* [Supplied records]:
________
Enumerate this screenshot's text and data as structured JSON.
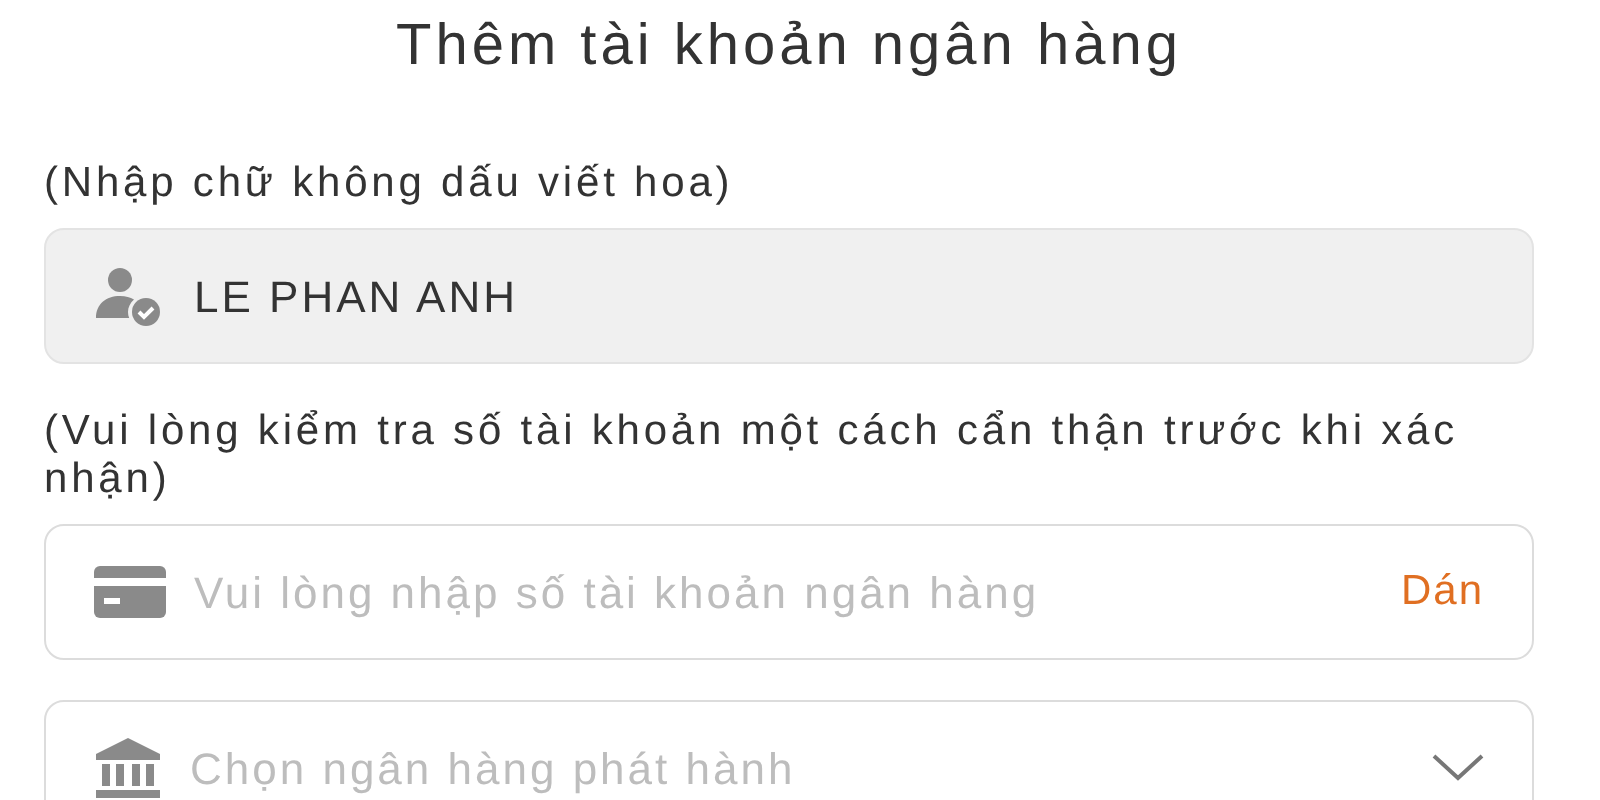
{
  "header": {
    "title": "Thêm tài khoản ngân hàng"
  },
  "fields": [
    {
      "kind": "name",
      "hint": "(Nhập chữ không dấu viết hoa)",
      "value": "LE PHAN ANH",
      "disabled": true
    },
    {
      "kind": "account",
      "hint": "(Vui lòng kiểm tra số tài khoản một cách cẩn thận trước khi xác nhận)",
      "placeholder": "Vui lòng nhập số tài khoản ngân hàng",
      "action": "Dán",
      "disabled": false
    },
    {
      "kind": "bank",
      "placeholder": "Chọn ngân hàng phát hành",
      "disabled": false
    }
  ]
}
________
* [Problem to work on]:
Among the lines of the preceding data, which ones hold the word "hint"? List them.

* [Final answer]:
      "hint": "(Nhập chữ không dấu viết hoa)",
      "hint": "(Vui lòng kiểm tra số tài khoản một cách cẩn thận trước khi xác nhận)",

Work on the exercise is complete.